_PROBLEM TO WORK ON_:
From the first line to the last, return the data exactly as it stands.

#### LISTED RECORDS

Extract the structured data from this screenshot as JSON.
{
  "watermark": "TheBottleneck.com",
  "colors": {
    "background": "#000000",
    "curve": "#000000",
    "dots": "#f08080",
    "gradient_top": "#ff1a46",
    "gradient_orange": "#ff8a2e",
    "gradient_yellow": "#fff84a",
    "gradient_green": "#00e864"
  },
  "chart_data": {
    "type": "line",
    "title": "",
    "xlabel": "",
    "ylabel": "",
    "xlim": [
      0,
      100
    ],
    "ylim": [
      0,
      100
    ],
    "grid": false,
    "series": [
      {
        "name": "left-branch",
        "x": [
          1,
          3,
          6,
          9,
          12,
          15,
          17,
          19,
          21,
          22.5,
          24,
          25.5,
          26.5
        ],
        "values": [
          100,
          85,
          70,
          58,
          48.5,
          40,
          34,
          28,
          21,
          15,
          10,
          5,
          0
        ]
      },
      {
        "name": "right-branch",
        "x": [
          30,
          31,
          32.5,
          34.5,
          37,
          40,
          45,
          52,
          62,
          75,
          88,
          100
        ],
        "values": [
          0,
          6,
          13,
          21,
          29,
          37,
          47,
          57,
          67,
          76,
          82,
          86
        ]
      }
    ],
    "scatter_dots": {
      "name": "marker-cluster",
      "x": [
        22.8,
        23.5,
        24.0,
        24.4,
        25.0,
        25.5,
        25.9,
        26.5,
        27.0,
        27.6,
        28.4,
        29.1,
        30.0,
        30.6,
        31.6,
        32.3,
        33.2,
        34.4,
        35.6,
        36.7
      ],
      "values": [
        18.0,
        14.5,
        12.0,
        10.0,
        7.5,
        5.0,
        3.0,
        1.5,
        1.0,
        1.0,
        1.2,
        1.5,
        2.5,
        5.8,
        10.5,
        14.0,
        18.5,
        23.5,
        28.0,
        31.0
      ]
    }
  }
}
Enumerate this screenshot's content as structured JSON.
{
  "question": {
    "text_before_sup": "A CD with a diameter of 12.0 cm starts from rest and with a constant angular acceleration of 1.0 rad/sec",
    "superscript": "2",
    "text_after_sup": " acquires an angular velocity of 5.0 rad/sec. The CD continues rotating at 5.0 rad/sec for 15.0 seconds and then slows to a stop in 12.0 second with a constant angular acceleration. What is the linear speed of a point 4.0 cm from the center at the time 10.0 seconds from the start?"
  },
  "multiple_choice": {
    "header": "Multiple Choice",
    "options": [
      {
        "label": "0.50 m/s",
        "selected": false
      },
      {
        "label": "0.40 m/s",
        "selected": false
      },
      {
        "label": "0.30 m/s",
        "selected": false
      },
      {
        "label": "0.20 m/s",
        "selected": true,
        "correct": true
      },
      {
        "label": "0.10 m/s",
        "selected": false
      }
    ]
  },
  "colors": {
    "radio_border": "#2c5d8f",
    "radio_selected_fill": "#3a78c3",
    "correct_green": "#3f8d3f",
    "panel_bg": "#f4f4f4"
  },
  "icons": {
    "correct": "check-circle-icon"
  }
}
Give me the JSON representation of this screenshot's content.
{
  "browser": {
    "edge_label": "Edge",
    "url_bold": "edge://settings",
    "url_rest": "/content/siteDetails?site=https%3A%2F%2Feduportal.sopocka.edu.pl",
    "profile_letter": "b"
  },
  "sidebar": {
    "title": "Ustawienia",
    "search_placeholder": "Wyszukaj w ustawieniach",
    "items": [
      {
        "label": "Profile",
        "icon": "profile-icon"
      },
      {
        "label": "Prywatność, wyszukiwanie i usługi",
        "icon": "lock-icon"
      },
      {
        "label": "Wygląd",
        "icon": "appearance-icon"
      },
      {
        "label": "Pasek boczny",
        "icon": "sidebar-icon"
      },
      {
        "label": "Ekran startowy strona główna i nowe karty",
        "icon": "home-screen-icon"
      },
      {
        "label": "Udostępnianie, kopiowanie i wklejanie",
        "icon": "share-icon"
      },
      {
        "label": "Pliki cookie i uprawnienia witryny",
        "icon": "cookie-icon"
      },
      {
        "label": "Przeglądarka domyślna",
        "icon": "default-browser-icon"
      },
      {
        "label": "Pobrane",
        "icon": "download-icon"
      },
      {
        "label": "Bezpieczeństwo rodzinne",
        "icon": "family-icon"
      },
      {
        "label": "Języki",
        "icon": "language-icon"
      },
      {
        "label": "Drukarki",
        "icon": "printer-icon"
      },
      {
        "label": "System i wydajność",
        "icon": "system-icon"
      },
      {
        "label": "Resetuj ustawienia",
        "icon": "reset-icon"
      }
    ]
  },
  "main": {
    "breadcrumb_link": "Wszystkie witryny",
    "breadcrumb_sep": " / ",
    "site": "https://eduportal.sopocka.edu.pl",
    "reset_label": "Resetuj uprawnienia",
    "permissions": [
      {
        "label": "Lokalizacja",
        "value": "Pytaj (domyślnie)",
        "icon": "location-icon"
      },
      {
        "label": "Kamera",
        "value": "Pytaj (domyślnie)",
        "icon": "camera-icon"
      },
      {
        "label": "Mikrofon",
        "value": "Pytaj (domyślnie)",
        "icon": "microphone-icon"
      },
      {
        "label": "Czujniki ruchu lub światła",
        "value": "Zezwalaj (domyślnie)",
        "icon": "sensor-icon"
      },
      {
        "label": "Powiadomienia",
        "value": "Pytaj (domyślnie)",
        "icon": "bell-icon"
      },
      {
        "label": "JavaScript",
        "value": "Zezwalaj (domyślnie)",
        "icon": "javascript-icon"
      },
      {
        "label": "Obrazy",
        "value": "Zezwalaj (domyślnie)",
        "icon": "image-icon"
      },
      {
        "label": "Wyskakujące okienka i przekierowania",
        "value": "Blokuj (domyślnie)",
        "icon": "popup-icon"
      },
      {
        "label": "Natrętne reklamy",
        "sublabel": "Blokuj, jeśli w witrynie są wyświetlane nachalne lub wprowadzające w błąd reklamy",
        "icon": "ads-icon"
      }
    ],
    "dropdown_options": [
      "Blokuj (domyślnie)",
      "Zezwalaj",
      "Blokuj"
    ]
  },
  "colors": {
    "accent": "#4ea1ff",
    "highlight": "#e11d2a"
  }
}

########

_WRITTEN REPLY_:
Extract the structured data from this screenshot as JSON.
{
  "watermark": "TheBottleneck.com",
  "colors": {
    "background": "#000000",
    "curve": "#000000",
    "dots": "#f08080",
    "gradient_top": "#ff1a46",
    "gradient_orange": "#ff8a2e",
    "gradient_yellow": "#fff84a",
    "gradient_green": "#00e864"
  },
  "chart_data": {
    "type": "line",
    "title": "",
    "xlabel": "",
    "ylabel": "",
    "xlim": [
      0,
      100
    ],
    "ylim": [
      0,
      100
    ],
    "grid": false,
    "series": [
      {
        "name": "left-branch",
        "x": [
          1,
          3,
          6,
          9,
          12,
          15,
          17,
          19,
          21,
          22.5,
          24,
          25.5,
          26.5
        ],
        "values": [
          100,
          85,
          70,
          58,
          48.5,
          40,
          34,
          28,
          21,
          15,
          10,
          5,
          0
        ]
      },
      {
        "name": "right-branch",
        "x": [
          30,
          31,
          32.5,
          34.5,
          37,
          40,
          45,
          52,
          62,
          75,
          88,
          100
        ],
        "values": [
          0,
          6,
          13,
          21,
          29,
          37,
          47,
          57,
          67,
          76,
          82,
          86
        ]
      }
    ],
    "scatter_dots": {
      "name": "marker-cluster",
      "x": [
        22.8,
        23.5,
        24.0,
        24.4,
        25.0,
        25.5,
        25.9,
        26.5,
        27.0,
        27.6,
        28.4,
        29.1,
        30.0,
        30.6,
        31.6,
        32.3,
        33.2,
        34.4,
        35.6,
        36.7
      ],
      "values": [
        18.0,
        14.5,
        12.0,
        10.0,
        7.5,
        5.0,
        3.0,
        1.5,
        1.0,
        1.0,
        1.2,
        1.5,
        2.5,
        5.8,
        10.5,
        14.0,
        18.5,
        23.5,
        28.0,
        31.0
      ]
    }
  }
}
Enumerate this screenshot's content as structured JSON.
{
  "question": {
    "text_before_sup": "A CD with a diameter of 12.0 cm starts from rest and with a constant angular acceleration of 1.0 rad/sec",
    "superscript": "2",
    "text_after_sup": " acquires an angular velocity of 5.0 rad/sec. The CD continues rotating at 5.0 rad/sec for 15.0 seconds and then slows to a stop in 12.0 second with a constant angular acceleration. What is the linear speed of a point 4.0 cm from the center at the time 10.0 seconds from the start?"
  },
  "multiple_choice": {
    "header": "Multiple Choice",
    "options": [
      {
        "label": "0.50 m/s",
        "selected": false
      },
      {
        "label": "0.40 m/s",
        "selected": false
      },
      {
        "label": "0.30 m/s",
        "selected": false
      },
      {
        "label": "0.20 m/s",
        "selected": true,
        "correct": true
      },
      {
        "label": "0.10 m/s",
        "selected": false
      }
    ]
  },
  "colors": {
    "radio_border": "#2c5d8f",
    "radio_selected_fill": "#3a78c3",
    "correct_green": "#3f8d3f",
    "panel_bg": "#f4f4f4"
  },
  "icons": {
    "correct": "check-circle-icon"
  }
}
Give me the JSON representation of this screenshot's content.
{
  "browser": {
    "edge_label": "Edge",
    "url_bold": "edge://settings",
    "url_rest": "/content/siteDetails?site=https%3A%2F%2Feduportal.sopocka.edu.pl",
    "profile_letter": "b"
  },
  "sidebar": {
    "title": "Ustawienia",
    "search_placeholder": "Wyszukaj w ustawieniach",
    "items": [
      {
        "label": "Profile",
        "icon": "profile-icon"
      },
      {
        "label": "Prywatność, wyszukiwanie i usługi",
        "icon": "lock-icon"
      },
      {
        "label": "Wygląd",
        "icon": "appearance-icon"
      },
      {
        "label": "Pasek boczny",
        "icon": "sidebar-icon"
      },
      {
        "label": "Ekran startowy strona główna i nowe karty",
        "icon": "home-screen-icon"
      },
      {
        "label": "Udostępnianie, kopiowanie i wklejanie",
        "icon": "share-icon"
      },
      {
        "label": "Pliki cookie i uprawnienia witryny",
        "icon": "cookie-icon"
      },
      {
        "label": "Przeglądarka domyślna",
        "icon": "default-browser-icon"
      },
      {
        "label": "Pobrane",
        "icon": "download-icon"
      },
      {
        "label": "Bezpieczeństwo rodzinne",
        "icon": "family-icon"
      },
      {
        "label": "Języki",
        "icon": "language-icon"
      },
      {
        "label": "Drukarki",
        "icon": "printer-icon"
      },
      {
        "label": "System i wydajność",
        "icon": "system-icon"
      },
      {
        "label": "Resetuj ustawienia",
        "icon": "reset-icon"
      }
    ]
  },
  "main": {
    "breadcrumb_link": "Wszystkie witryny",
    "breadcrumb_sep": " / ",
    "site": "https://eduportal.sopocka.edu.pl",
    "reset_label": "Resetuj uprawnienia",
    "permissions": [
      {
        "label": "Lokalizacja",
        "value": "Pytaj (domyślnie)",
        "icon": "location-icon"
      },
      {
        "label": "Kamera",
        "value": "Pytaj (domyślnie)",
        "icon": "camera-icon"
      },
      {
        "label": "Mikrofon",
        "value": "Pytaj (domyślnie)",
        "icon": "microphone-icon"
      },
      {
        "label": "Czujniki ruchu lub światła",
        "value": "Zezwalaj (domyślnie)",
        "icon": "sensor-icon"
      },
      {
        "label": "Powiadomienia",
        "value": "Pytaj (domyślnie)",
        "icon": "bell-icon"
      },
      {
        "label": "JavaScript",
        "value": "Zezwalaj (domyślnie)",
        "icon": "javascript-icon"
      },
      {
        "label": "Obrazy",
        "value": "Zezwalaj (domyślnie)",
        "icon": "image-icon"
      },
      {
        "label": "Wyskakujące okienka i przekierowania",
        "value": "Blokuj (domyślnie)",
        "icon": "popup-icon"
      },
      {
        "label": "Natrętne reklamy",
        "sublabel": "Blokuj, jeśli w witrynie są wyświetlane nachalne lub wprowadzające w błąd reklamy",
        "icon": "ads-icon"
      }
    ],
    "dropdown_options": [
      "Blokuj (domyślnie)",
      "Zezwalaj",
      "Blokuj"
    ]
  },
  "colors": {
    "accent": "#4ea1ff",
    "highlight": "#e11d2a"
  }
}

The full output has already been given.